A lead from my previous post on scraping text out of boilerplate was the following paper, scheduled to be presented next month (specifically, Saturday 6 February 2010) right here in Brooklyn at ACM’s 3rd annual conference on web search and data mining, WSDM 2010:
- Kohlschütter, Christian, Peter Fankhauser, and Wolfgang Nejdl (2010) Boilerplate Detection Using Shallow Text Features. In WSDM ’10.
A java API-based implementation of the system described in the paper is available under a generous Apache 2.0 license from:
- Google Code: Boilerpipe
It uses our favorite normalizer, NekoHTML as a front end.
I’ll take it out for a spin in a separate review. The Java API nature and free licensing make it a very tempting option for the likes of us.
Kohlschütter et al. evaluate a range of features working directly over cleaned HTML for scraping content out of boilerplate like navigation and advertisements.
They do not consider HTML rendering solutions, which simplifies but also limits the applicability of the final system. Of course, there’s no reason you couldn’t plug in something like Crowbar (thanks for that link, too) and use its HTML instead of the direct download.
Newswire vs. Cleaneval
As he pointed out in a comment in the last post, Kohlschütter (and crew) concluded that the Cleaneval bakeoff used highly non-representative web text, and thus wasn’t a good baseline. As an alternative, they collected a corpus of 250K English news articles downloaded from Google News links from different countries (USA, Canada, UK, South Africa, India, Australia) in four topics (world. technology, sports, entertainment) from over 7500 different sources.
The paper advertises the data’s availability from the following site:
But it’s not there yet (11 January 2010).
Four-Way and Two-Way Tasks
The authors consider the two-way task of boilerplate versus content and the four-way classification task of boilerplate, full-text/comments, headline, and supplemental.
Decision Tree Learner
They evaluated decision tree learners, though claim linear SVMs (fit with sequential minimial optimization, aka SMO) had similar performance.
They evaluated on a word-by-word basis. This is a kind of micro evaluation. A macro evaluation might rank by block.
The authors didn’t consider structure other than H, P, DIV, and A.
The features that seemed to work involved number of words and density of text relative to links.
The only global features they use of a collection are the global word frequencies (thus getting at something like stop list type features).

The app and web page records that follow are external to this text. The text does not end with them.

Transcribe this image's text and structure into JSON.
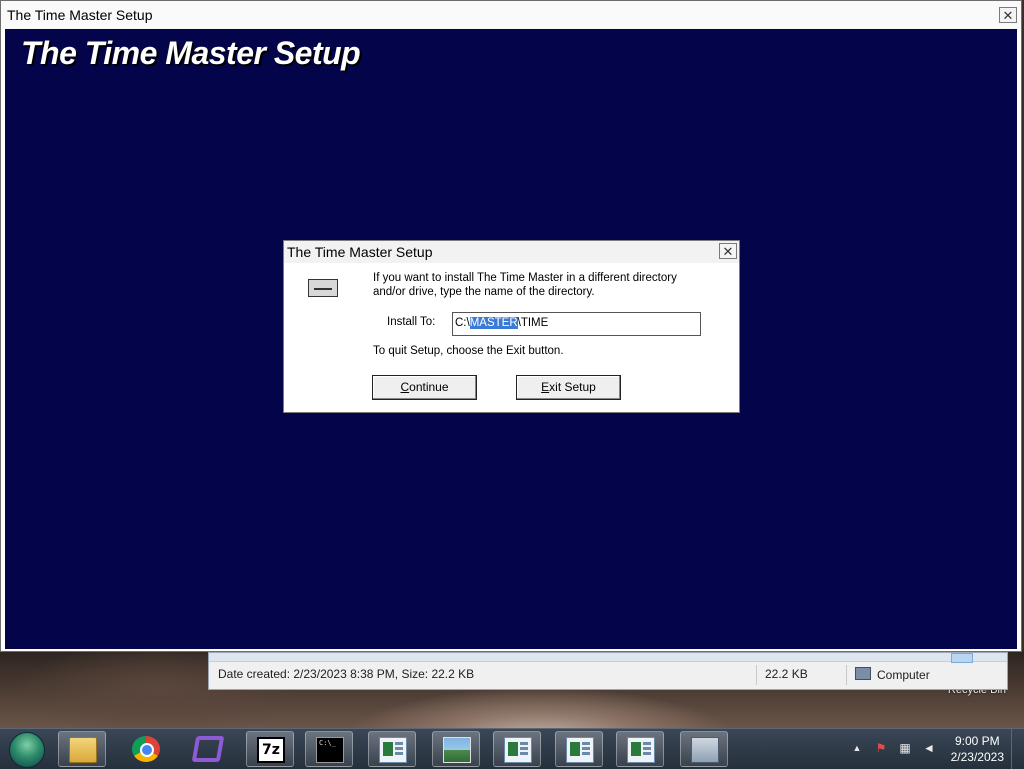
{
  "main_window": {
    "title": "The Time Master Setup",
    "close_glyph": "✕",
    "banner": "The Time Master Setup"
  },
  "dialog": {
    "title": "The Time Master Setup",
    "close_glyph": "✕",
    "message_line1": "If you want to install The Time Master in a different directory",
    "message_line2": "and/or drive, type the name of the directory.",
    "install_label": "Install To:",
    "path_prefix": "C:\\",
    "path_selected": "MASTER",
    "path_suffix": "\\TIME",
    "quit_text": "To quit Setup, choose the Exit button.",
    "continue_hotkey": "C",
    "continue_rest": "ontinue",
    "exit_hotkey": "E",
    "exit_rest": "xit Setup"
  },
  "explorer_status": {
    "details": "Date created: 2/23/2023 8:38 PM, Size: 22.2 KB",
    "size": "22.2 KB",
    "location": "Computer"
  },
  "desktop": {
    "recycle_bin_label": "Recycle Bin"
  },
  "taskbar": {
    "pinned": [
      {
        "icon": "windows-explorer-folder-icon"
      },
      {
        "icon": "chrome-icon"
      },
      {
        "icon": "visual-studio-icon"
      },
      {
        "icon": "7zip-icon",
        "text": "7z"
      },
      {
        "icon": "command-prompt-icon",
        "text": "C:\\_"
      }
    ],
    "clock_time": "9:00 PM",
    "clock_date": "2/23/2023",
    "tray_arrow": "▲"
  }
}
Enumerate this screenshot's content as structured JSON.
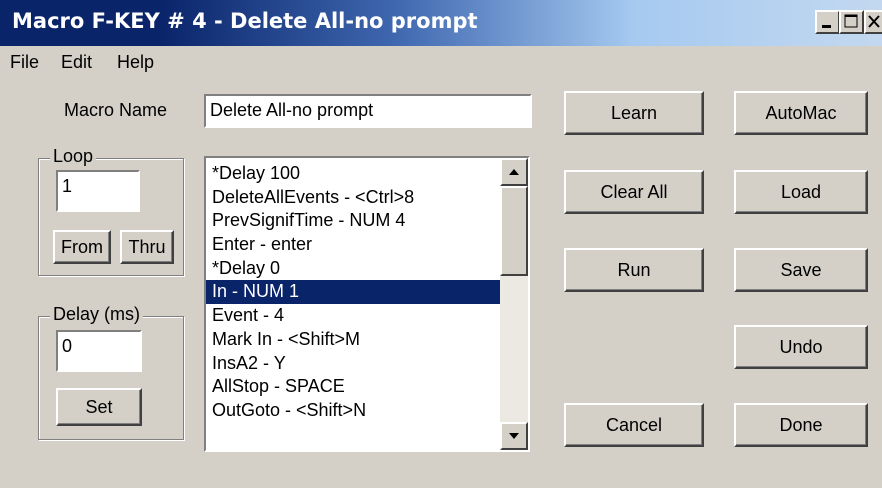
{
  "window": {
    "title": "Macro F-KEY # 4 - Delete All-no prompt",
    "controls": [
      "minimize-icon",
      "maximize-icon",
      "close-icon"
    ]
  },
  "menu": [
    "File",
    "Edit",
    "Help"
  ],
  "macro_name": {
    "label": "Macro Name",
    "value": "Delete All-no prompt"
  },
  "loop": {
    "title": "Loop",
    "value": "1",
    "from_label": "From",
    "thru_label": "Thru"
  },
  "delay": {
    "title": "Delay (ms)",
    "value": "0",
    "set_label": "Set"
  },
  "event_list": {
    "items": [
      "*Delay 100",
      "DeleteAllEvents - <Ctrl>8",
      "PrevSignifTime - NUM 4",
      "Enter - enter",
      "*Delay 0",
      "In - NUM 1",
      "Event - 4",
      "Mark In - <Shift>M",
      "InsA2 - Y",
      "AllStop - SPACE",
      "OutGoto - <Shift>N"
    ],
    "selected_index": 5
  },
  "buttons": {
    "learn": "Learn",
    "clear_all": "Clear All",
    "run": "Run",
    "cancel": "Cancel",
    "automac": "AutoMac",
    "load": "Load",
    "save": "Save",
    "undo": "Undo",
    "done": "Done"
  },
  "colors": {
    "title_active": "#0a246a",
    "title_fade": "#a6caf0",
    "selection": "#0a246a",
    "face": "#d4d0c8"
  }
}
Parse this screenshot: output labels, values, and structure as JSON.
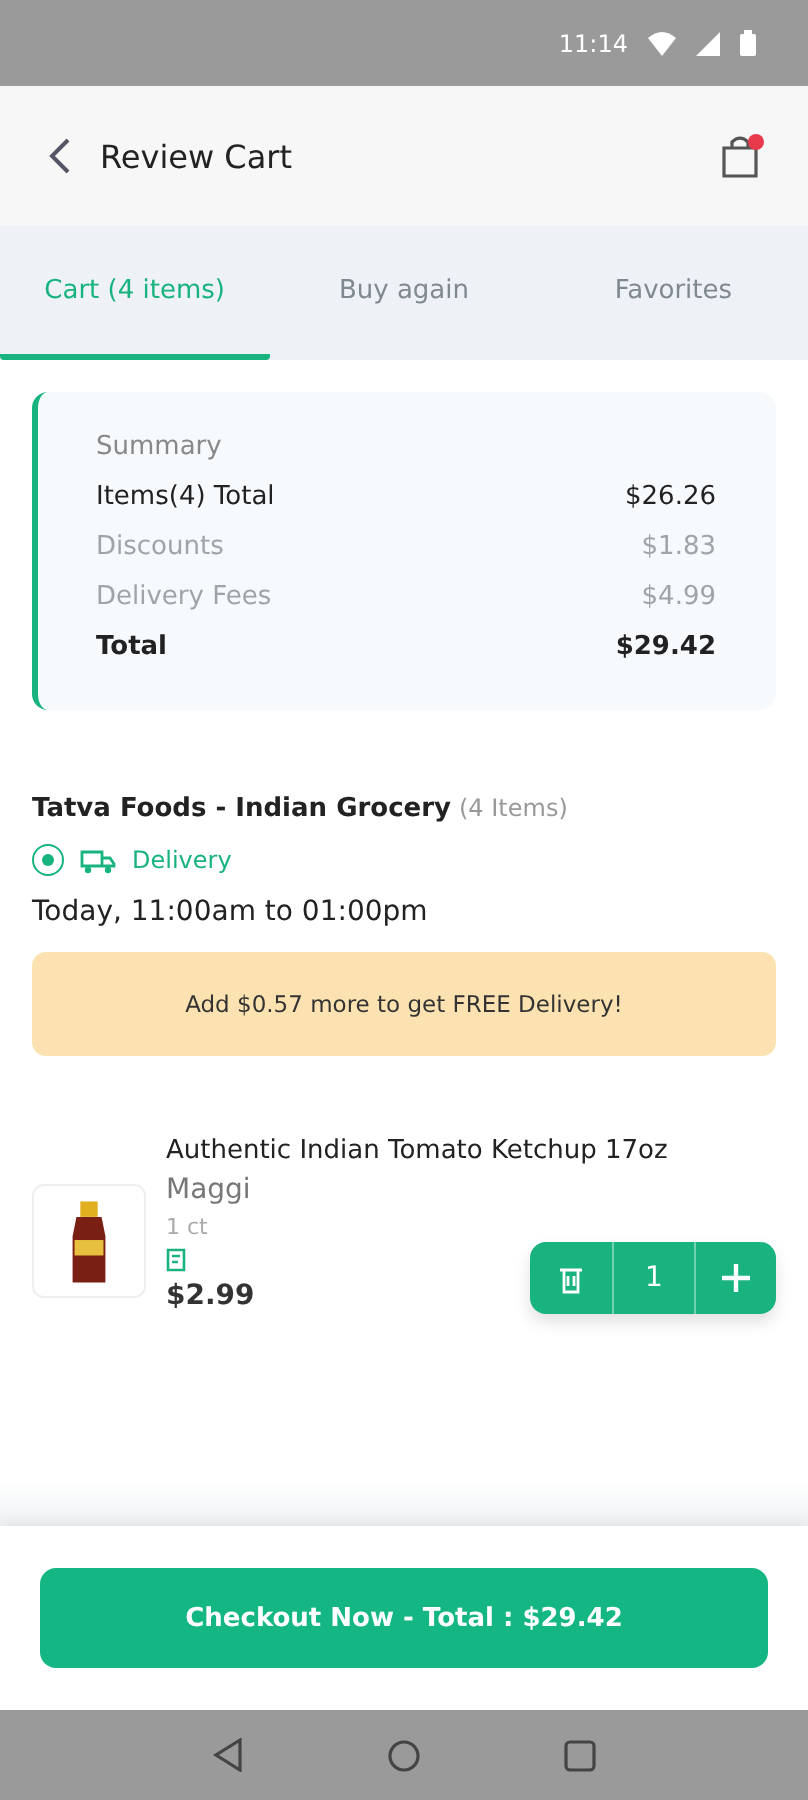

They consider all sorts of local features, such as average word length, total number of words, average sentence length (using a simple heuristic sentence detector), ratio of periods to other characters, number of capitalized words and ratio of capitalized to non-capitalized words, etc. etc.
One of their most useful features is link density, which is number of words in anchor (A) spans compared to total number of words.
They also consider position in the document, though this is tricky with only the raw HTML rather than the rendered output, as relative locations may change visually relative to the underlying HTML.
Quotients Features and Context
The authors extract these basic features from blocks, but then use the current (C), previous (P), and next (N) values in classification. Specifically, they find it useful to look at the quotient of the number of words in the previous block to the current block (their notation “P/C”).
The authors say “the text flow capturing variants of thse features (number of words quotient, text density quotient, …), which relate the value of the current block to the previous one, provide the highest information gain, indicating that intradocument context plays an important role”.
It’d be nice if these papers came with a table of features with simple definitions to make it easy for someone to browse them.
Sequence Model Decoding?
The classification in this paper is apparently done independently in a block-by-block fashion. I’d think using a sequence model like structured SVMs or CRFs would provide higher accuracy. Given the small number of categories (i.e. boilerplate/not), it’d be very speedy, too, even with second-order models.
(Greedy) Information Gain
The authors rank features by information gain. The big winners are number of words quotient, text density quotient, number of words, and the link and text densities. Clearly these are related measures, but it’s prohibitive to consider all the possible subsets of features.
They conclude word count is most important. Coupled with link density, you’re most of the way to the best results achieved using all local features plus global frequency.
Or, Ask Ryan
Ryan Nitz, enterprise programmer par excellence, just happened to be over for dinner last night. I asked him if he’d dealt with this problem and he said he just used the ratio of punctuation to letters. That seems similar to but simpler and more portable than the stopword approach Aria Haghighi suggested in a comment in the last post.